PAGE TITLE

Farmers, advisors work toward achieving water quality goals

Goodman and his son Jon, second from left, inspect a 73-acre restored wetland on their farm north of Crescent with Pheasants Forever precision ag specialist Jeremy Biggs and wildlife biologist Nick Salick.

The leaders of the Iowa Nutrient Research and Education Council (INREC) strongly believe that collaboration by a wide range of private and public groups is the key to helping the state’s farmers achieve conservation and water quality goals.

And INREC — a non-profit organization established by ag retailers through the Agribusiness Association of Iowa (AAI), the Iowa Farm Bureau Federation (IFBF) and other farm groups — is gearing up to be the private side of that conservation and water quality effort in Iowa.

By working with Iowa State University (ISU), the Iowa De­­partment of Agriculture and Land Stewardship and other public ag­­encies, INREC is documenting progress on conservation and water quality efforts and developing programs to provide farmers the information they need to address environmental concerns through the state water quality initiative, formally called the Iowa Nutrient Reduction Strategy.

Fostering innovation

Specifically, INREC is developing systems to help ag retailers statewide gather data on privately funded efforts to address environmental issues in Iowa agriculture and to track on-going progress.
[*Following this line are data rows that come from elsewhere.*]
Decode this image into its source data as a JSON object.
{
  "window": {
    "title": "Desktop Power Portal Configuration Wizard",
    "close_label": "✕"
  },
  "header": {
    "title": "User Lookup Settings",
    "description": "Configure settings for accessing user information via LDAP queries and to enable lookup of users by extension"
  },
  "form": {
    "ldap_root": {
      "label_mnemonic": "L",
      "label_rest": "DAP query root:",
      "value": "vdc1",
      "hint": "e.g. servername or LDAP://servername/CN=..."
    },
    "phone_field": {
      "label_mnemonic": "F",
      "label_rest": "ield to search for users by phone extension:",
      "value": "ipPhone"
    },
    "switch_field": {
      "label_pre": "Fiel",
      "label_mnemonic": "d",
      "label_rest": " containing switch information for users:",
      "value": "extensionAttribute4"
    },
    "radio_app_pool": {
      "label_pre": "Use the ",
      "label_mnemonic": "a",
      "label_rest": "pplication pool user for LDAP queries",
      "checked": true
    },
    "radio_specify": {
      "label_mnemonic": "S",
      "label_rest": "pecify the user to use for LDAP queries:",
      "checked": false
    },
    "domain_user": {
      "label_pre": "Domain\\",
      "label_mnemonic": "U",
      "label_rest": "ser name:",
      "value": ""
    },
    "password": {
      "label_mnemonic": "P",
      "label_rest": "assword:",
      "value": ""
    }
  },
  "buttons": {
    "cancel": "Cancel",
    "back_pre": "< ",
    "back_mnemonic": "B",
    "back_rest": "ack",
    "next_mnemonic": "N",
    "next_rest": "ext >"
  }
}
The group is working to equip certified crop advisors (CCAs) and other reps for ag retailers to be the “change agents” to help farmers install conservation practices, such as cover crops, bioreactors and wetlands, that reduce nutrient loss and improve water quality. And the group is working to foster innovation in environmental technologies and practice.

“We know that it’s going to take a collaboration to get where we want to be in conservation and water quality,” said Dave Coppess, INREC chair and vice president for sales and marketing at West Des Moines-based Heartland Co-op. “And ag retailers across the state want to help their customers achieve conservation goals and are very invested in the success of the state’s water quality initiative.”

The Iowa Farm Bureau Fed­eration is a founding organization of INREC, and Craig Hill, IFBF president, is the group’s vice chair.

Documenting efforts

A key part of INREC’s initial effort is work to gather data to measure and document existing conservation efforts by farmers across the state, said Shawn Richmond, the group’s director of environmental technology.

Most of these installations, typically done without government cost-share funds, have never been documented, he said.

“We’ve had practices going on for decades because farmers believed they were the right thing to do, but they were rarely documented,” Richmond said. “So we want to have systems that we can capture that information and show it fits into the (Iowa) Nutrient Reduction Strategy. That way we can highlight the progress we have already made and the gains we continue to make toward the long-term goals for soil conservation and water quality.”

As it gathers data on conservation and water quality practices in Iowa, INREC will aggregate and make sure that farmers’ privacy is maintained, Richmond said. “We need to work out all of our statistical procedures to make sure we are getting good quality data without endangering privacy.”

Iowa State University chose INREC for a state-funded project to explore ways to measure Iowa farmers’ progress in reducing nutrient loss from fields. INREC will aggregate data and analyze the impact of water-quality improvement practices, such as soil and water conservation practices and structures or technologies implemented to slow or reduce nutrient losses. Iowa State researchers will use the field-level data to estimate nutrient load reduction for the state.

While it works to gather data, INREC is developing plans to get CCAs and other crop advisors more involved in farmers’ conservation and water quality plans, Coppess said.

CCAs and crop advisors from co-ops and other ag retailers are typically the most trusted sources of agronomic information for farmers, according to an ISU farmer poll. But the role of the crop advisor is evolving, Coppess said.

Holistic approach

Instead of simply recommending fertilizer or crop protection products, the crop advisors today are taking a broad, more holistic approach to help clients determine the best agronomic and conservation practices, he said.

“Conservation is really becoming part of a crop advisor’s repertoire,” Coppess said.

Richmond added that a crop advisor is in an ideal position to help farmers choose and install conservation practices. “The crop advisor typically knows the farm well and can see how conservation practices will work in real world conditions.”

INREC, Richmond said, is also developing education modules to help crop advisors share conservation and water quality information to farmers. “These will help create another point of contact between the crop advisor and a farmer to discuss conservation and water quality practices,” he said.

In addition, INREC will help validate the environmental performance of the products and practices to help validate the conservation work that farmers are doing. The organization will also work to spur innovation that will help farmers reduce nutrient loss, while retaining profitability, Richmond said.



Want more news on this topic? Iowa Farm Bureau members may subscribe for a free email news service, featuring the farm and rural topics that interest them most!